The other games can certainly influence or impact the social game, but know that the social game is definitely a game of its own in this life — for life is, after all, a game of games.
Before it’s finally game over.
Now how do you win the social game?
You either find the people with whom you sense a “place” of belonging or “sync” so well with someone that you both discover a deep and dynamic understanding of each other — both connections developed through time.
In other words, to construct a “world” of your own with the people you believe are kin or to find acceptance from another person whom you also accept — ideally, almost completely — realistically, not completely. Because you cannot accept what you do not understand — and the only person you understand “completely” is yourself — every little detail, thought, memory — yours and yours alone in totality.
However, when two people share themselves with each other intimately, go through the same extreme experiences with one another or sacrifice their lives for each other’s sake, such deep and dynamic understanding of each other simply skyrockets — perhaps not to 100% but pretty darn close.
You will never find someone who understands you completely. In totality. Because that person is you and you alone.
Maybe God, if you’re of that faith, some meta being or some other supernatural force beyond the scope of the observable universe and scientific inquiry.
Other than that, though, the actuality is that your human experience is yours and yours alone — only you have a complete understanding of yourself and your life. Which, ironically, makes the social game so lonely.
This you realize as you play it.
Your kin won’t be there forever — some may leave, some may die, some may go missing — and your “place” of belonging will eventually collapse, harsh as it may be.
No one will understand you for all that you are, no matter what you may communicate, experience or share with others, for you are ultimately your own person with your own journey from beginning to end.
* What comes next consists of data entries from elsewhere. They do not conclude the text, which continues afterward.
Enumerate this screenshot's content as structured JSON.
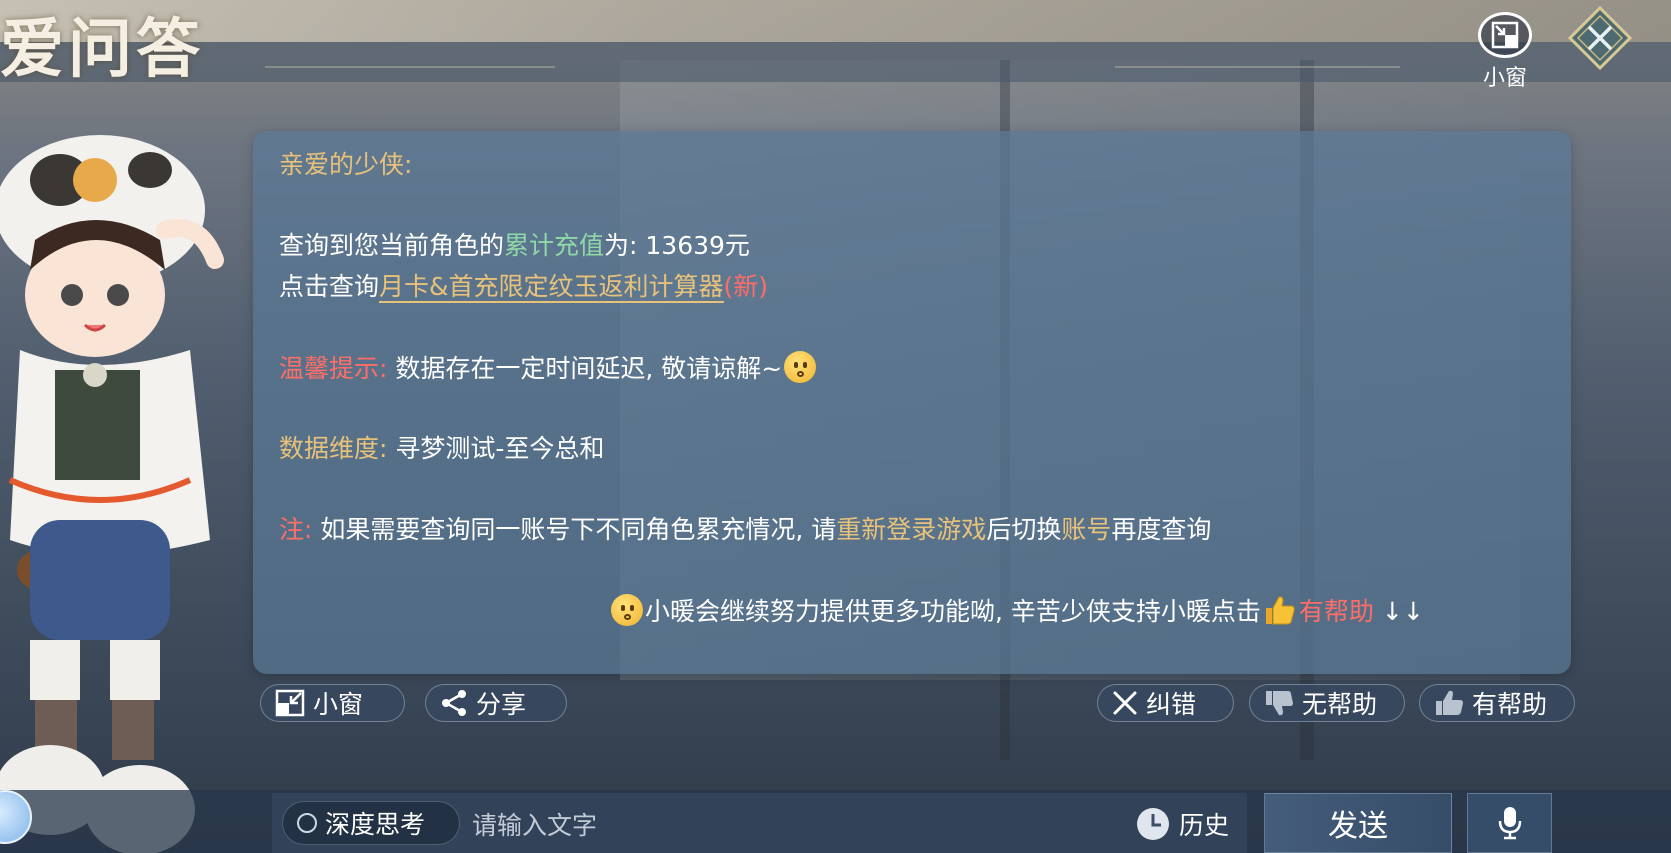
{
  "header": {
    "title_logo": "爱问答",
    "mini_window_label": "小窗"
  },
  "message": {
    "greeting": "亲爱的少侠:",
    "recharge_prefix": "查询到您当前角色的",
    "recharge_highlight": "累计充值",
    "recharge_suffix": "为: 13639元",
    "calc_prefix": "点击查询",
    "calc_link": "月卡&首充限定纹玉返利计算器",
    "calc_new": "(新)",
    "tip_label": "温馨提示:",
    "tip_text": "数据存在一定时间延迟, 敬请谅解~",
    "dimension_label": "数据维度:",
    "dimension_text": "寻梦测试-至今总和",
    "note_label": "注:",
    "note_text_1": "如果需要查询同一账号下不同角色累充情况, 请",
    "note_highlight_1": "重新登录游戏",
    "note_text_2": "后切换",
    "note_highlight_2": "账号",
    "note_text_3": "再度查询",
    "footer_text": "小暖会继续努力提供更多功能呦, 辛苦少侠支持小暖点击",
    "footer_helpful": "有帮助",
    "footer_arrows": "↓↓"
  },
  "actions": {
    "mini_window": "小窗",
    "share": "分享",
    "correct": "纠错",
    "not_helpful": "无帮助",
    "helpful": "有帮助"
  },
  "input_bar": {
    "deep_think": "深度思考",
    "placeholder": "请输入文字",
    "history": "历史",
    "send": "发送"
  },
  "colors": {
    "gold": "#e8c27a",
    "green": "#8fd8a8",
    "red": "#ff6e66",
    "panel": "#5a7896"
  }
}
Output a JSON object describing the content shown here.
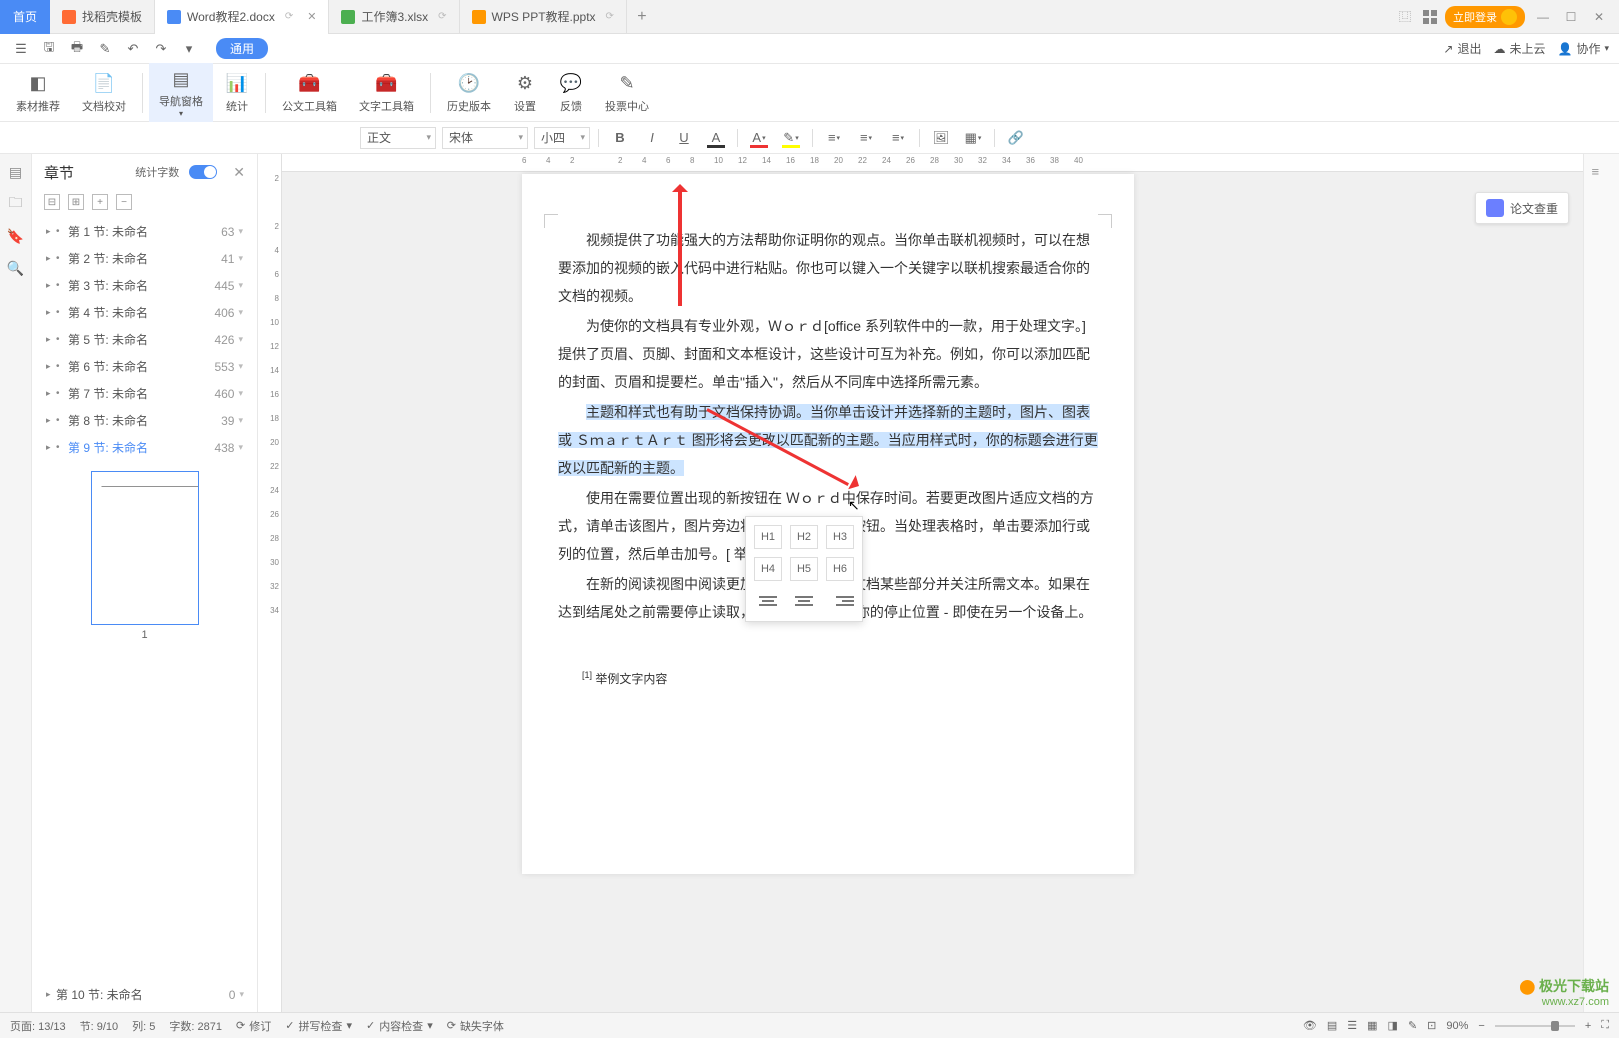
{
  "tabs": {
    "home": "首页",
    "items": [
      {
        "label": "找稻壳模板"
      },
      {
        "label": "Word教程2.docx"
      },
      {
        "label": "工作簿3.xlsx"
      },
      {
        "label": "WPS PPT教程.pptx"
      }
    ],
    "login": "立即登录"
  },
  "quickbar": {
    "tongyong": "通用",
    "right": {
      "exit": "退出",
      "notcloud": "未上云",
      "collab": "协作"
    }
  },
  "ribbon": {
    "items": [
      "素材推荐",
      "文档校对",
      "导航窗格",
      "统计",
      "公文工具箱",
      "文字工具箱",
      "历史版本",
      "设置",
      "反馈",
      "投票中心"
    ]
  },
  "format": {
    "style": "正文",
    "font": "宋体",
    "size": "小四"
  },
  "ruler_h": [
    "6",
    "4",
    "2",
    "",
    "2",
    "4",
    "6",
    "8",
    "10",
    "12",
    "14",
    "16",
    "18",
    "20",
    "22",
    "24",
    "26",
    "28",
    "30",
    "32",
    "34",
    "36",
    "38",
    "40"
  ],
  "ruler_v": [
    "2",
    "",
    "2",
    "4",
    "6",
    "8",
    "10",
    "12",
    "14",
    "16",
    "18",
    "20",
    "22",
    "24",
    "26",
    "28",
    "30",
    "32",
    "34"
  ],
  "chapter": {
    "title": "章节",
    "wordcount_label": "统计字数",
    "items": [
      {
        "name": "第 1 节: 未命名",
        "count": "63"
      },
      {
        "name": "第 2 节: 未命名",
        "count": "41"
      },
      {
        "name": "第 3 节: 未命名",
        "count": "445"
      },
      {
        "name": "第 4 节: 未命名",
        "count": "406"
      },
      {
        "name": "第 5 节: 未命名",
        "count": "426"
      },
      {
        "name": "第 6 节: 未命名",
        "count": "553"
      },
      {
        "name": "第 7 节: 未命名",
        "count": "460"
      },
      {
        "name": "第 8 节: 未命名",
        "count": "39"
      },
      {
        "name": "第 9 节: 未命名",
        "count": "438"
      }
    ],
    "section10": {
      "name": "第 10 节: 未命名",
      "count": "0"
    },
    "thumb_label": "1"
  },
  "heading_popup": {
    "row1": [
      "H1",
      "H2",
      "H3"
    ],
    "row2": [
      "H4",
      "H5",
      "H6"
    ]
  },
  "document": {
    "p1": "视频提供了功能强大的方法帮助你证明你的观点。当你单击联机视频时，可以在想要添加的视频的嵌入代码中进行粘贴。你也可以键入一个关键字以联机搜索最适合你的文档的视频。",
    "p2": "为使你的文档具有专业外观，Ｗｏｒｄ[office 系列软件中的一款，用于处理文字。] 提供了页眉、页脚、封面和文本框设计，这些设计可互为补充。例如，你可以添加匹配的封面、页眉和提要栏。单击\"插入\"，然后从不同库中选择所需元素。",
    "p3_a": "主题和样式也有助于文档保持协调。当你单击设计并选择新的主题时，图片、图表或 ＳｍａｒｔＡｒｔ 图形将会更改以匹配新的主题。",
    "p3_b": "当应用样式时，你的标题会进行更改以匹配新的主题。",
    "p4": "使用在需要位置出现的新按钮在 Ｗｏｒｄ中保存时间。若要更改图片适应文档的方式，请单击该图片，图片旁边将会显示布局选项按钮。当处理表格时，单击要添加行或列的位置，然后单击加号。[ 举例脚注内容。]",
    "p5": "在新的阅读视图中阅读更加容易。可以折叠文档某些部分并关注所需文本。如果在达到结尾处之前需要停止读取，Ｗｏｒｄ 会记住你的停止位置 - 即使在另一个设备上。",
    "footnote": "举例文字内容"
  },
  "paper_check": "论文查重",
  "status": {
    "page": "页面: 13/13",
    "section": "节: 9/10",
    "col": "列: 5",
    "words": "字数: 2871",
    "revise": "修订",
    "spell": "拼写检查",
    "content": "内容检查",
    "missfont": "缺失字体",
    "zoom": "90%"
  },
  "watermark": {
    "brand_a": "极光",
    "brand_b": "下载站",
    "url": "www.xz7.com"
  }
}
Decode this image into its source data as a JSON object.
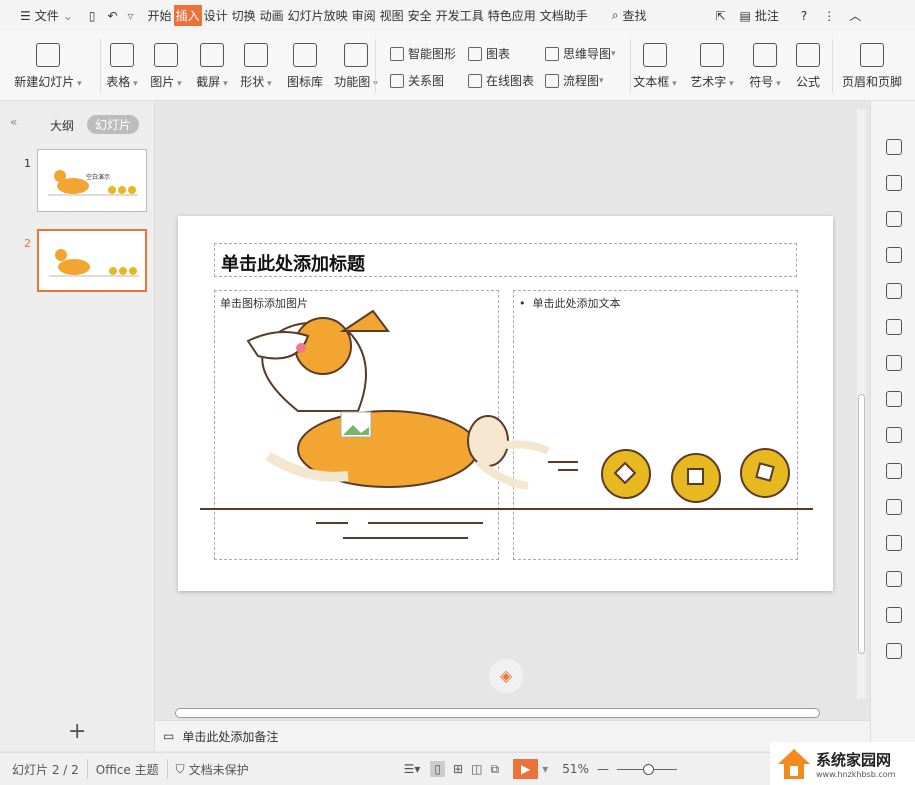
{
  "menubar": {
    "file": "文件",
    "tabs": [
      "开始",
      "插入",
      "设计",
      "切换",
      "动画",
      "幻灯片放映",
      "审阅",
      "视图",
      "安全",
      "开发工具",
      "特色应用",
      "文档助手"
    ],
    "active_tab": "插入",
    "search": "查找",
    "comment": "批注"
  },
  "ribbon": {
    "large": [
      "新建幻灯片",
      "表格",
      "图片",
      "截屏",
      "形状",
      "图标库",
      "功能图",
      "文本框",
      "艺术字",
      "符号",
      "公式",
      "页眉和页脚"
    ],
    "small": [
      "智能图形",
      "关系图",
      "图表",
      "在线图表",
      "思维导图",
      "流程图"
    ]
  },
  "left_panel": {
    "tab_outline": "大纲",
    "tab_slides": "幻灯片",
    "slides": [
      "1",
      "2"
    ],
    "thumb1_title": "空白演示",
    "add": "+"
  },
  "slide": {
    "title_placeholder": "单击此处添加标题",
    "image_placeholder": "单击图标添加图片",
    "text_placeholder": "单击此处添加文本"
  },
  "notes": {
    "placeholder": "单击此处添加备注"
  },
  "status": {
    "slide_count": "幻灯片 2 / 2",
    "theme": "Office 主题",
    "protection": "文档未保护",
    "zoom": "51%"
  },
  "watermark": {
    "name": "系统家园网",
    "url": "www.hnzkhbsb.com"
  },
  "colors": {
    "accent": "#e9733a",
    "corgi_orange": "#f2a531",
    "coin": "#e8b820"
  }
}
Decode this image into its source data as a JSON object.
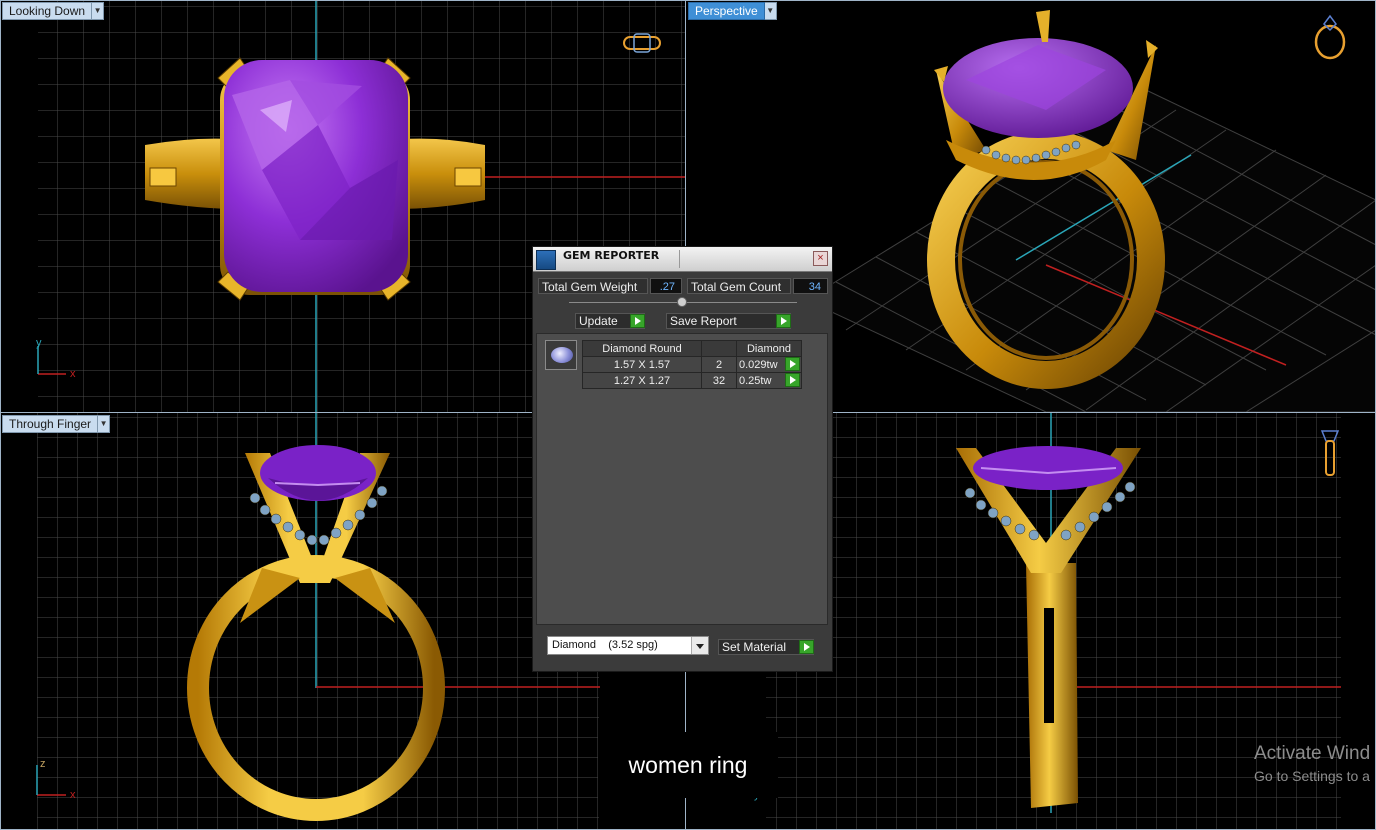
{
  "viewports": {
    "top_left": {
      "label": "Looking Down"
    },
    "top_right": {
      "label": "Perspective"
    },
    "bottom_left": {
      "label": "Through Finger"
    },
    "bottom_right": {
      "label": ""
    }
  },
  "axes": {
    "x": "x",
    "y": "y",
    "z": "z"
  },
  "gem_reporter": {
    "title": "GEM REPORTER",
    "close_glyph": "×",
    "total_weight_label": "Total Gem Weight",
    "total_weight_value": ".27",
    "total_count_label": "Total Gem Count",
    "total_count_value": "34",
    "update_label": "Update",
    "save_report_label": "Save Report",
    "table": {
      "headers": [
        "Diamond Round",
        "",
        "Diamond"
      ],
      "rows": [
        {
          "size": "1.57 X 1.57",
          "count": "2",
          "weight": "0.029tw"
        },
        {
          "size": "1.27 X 1.27",
          "count": "32",
          "weight": "0.25tw"
        }
      ]
    },
    "material_select": "Diamond    (3.52 spg)",
    "set_material_label": "Set Material"
  },
  "caption": "women ring",
  "watermark": {
    "line1": "Activate Wind",
    "line2": "Go to Settings to a"
  },
  "colors": {
    "gold": "#d9a316",
    "amethyst": "#8a2be2",
    "grid": "#5a5a5a",
    "accent_blue": "#3f8fd6"
  }
}
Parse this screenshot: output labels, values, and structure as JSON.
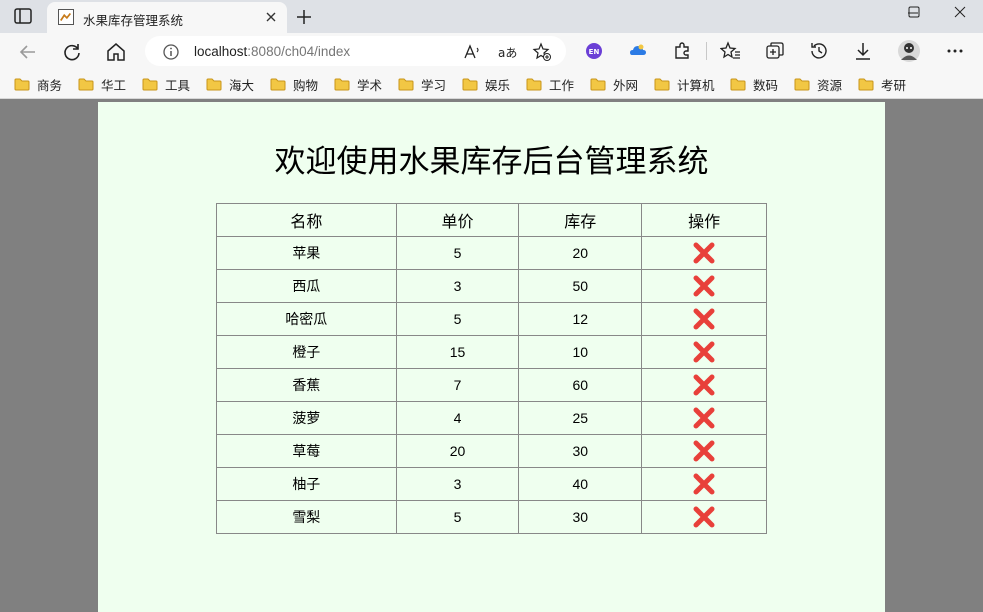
{
  "browser": {
    "tab_title": "水果库存管理系统",
    "url_host": "localhost",
    "url_path": ":8080/ch04/index",
    "extension_badge": "EN",
    "colors": {
      "chrome": "#dee1e6",
      "toolbar": "#f7f7f7",
      "accent_ext": "#6b3fd6",
      "folder": "#f2c744"
    }
  },
  "bookmarks": [
    "商务",
    "华工",
    "工具",
    "海大",
    "购物",
    "学术",
    "学习",
    "娱乐",
    "工作",
    "外网",
    "计算机",
    "数码",
    "资源",
    "考研"
  ],
  "page": {
    "title": "欢迎使用水果库存后台管理系统",
    "background": "#efffef"
  },
  "table": {
    "headers": [
      "名称",
      "单价",
      "库存",
      "操作"
    ],
    "rows": [
      {
        "name": "苹果",
        "price": "5",
        "stock": "20"
      },
      {
        "name": "西瓜",
        "price": "3",
        "stock": "50"
      },
      {
        "name": "哈密瓜",
        "price": "5",
        "stock": "12"
      },
      {
        "name": "橙子",
        "price": "15",
        "stock": "10"
      },
      {
        "name": "香蕉",
        "price": "7",
        "stock": "60"
      },
      {
        "name": "菠萝",
        "price": "4",
        "stock": "25"
      },
      {
        "name": "草莓",
        "price": "20",
        "stock": "30"
      },
      {
        "name": "柚子",
        "price": "3",
        "stock": "40"
      },
      {
        "name": "雪梨",
        "price": "5",
        "stock": "30"
      }
    ],
    "delete_icon": "cross-mark-icon",
    "delete_color": "#e8403a"
  }
}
Others have their own journey from beginning to end, and while some may link up with yours for some time — and, you, theirs — maybe even for a while, you will ultimately part ways with each other in time. After your last dance, together. It’s inevitable. Such is the human experience.
How, then, do you actually “win” the social game?
…you can’t win it. The failure rate is 100%.
And just like any game, once it’s game over, you go your way as do others while the credits roll.
What, then, are you supposed to do in the social game?
You play it, knowing you will fail.
Much like life.
You live it, knowing you will die.
Your connections with others will, invariably, not last forever. Some may fade away, suddenly die or go awry.
Regardless, it is the memories that count as a profound whole — stitched together into your own thread in the fabric of time, where others may see the film that is your life.
Phantoms in a movie theater, ghosts filling the seats, laughing skeletons munching on popcorn that they can’t eat — watching your life unfold on the big screen in this social game in life that nobody wins.
At least you’ll know your game was entertaining — your life, moving — even if it may not seem so in your eyes.
The social game is a cruel one, but that doesn’t mean it’s not meaningful or worthwhile in some sense, any sense, really.
For even losers can be winners. Just by simply trying and playing this game of life.
It is the effort, after all, that counts — if even just for you as you follow your path in life towards its inevitable end in all its glory into the hereafter.
So play on, my good friend.
You’re going to find your way.
Thanks for stopping by for a moment with me. It makes me happy to see you come by for a read or two, especially each week. I hope you’re doing well and making it by in this life — the game of games.
Maybe I’ll see you on the sidelines one day, cheering you on from there.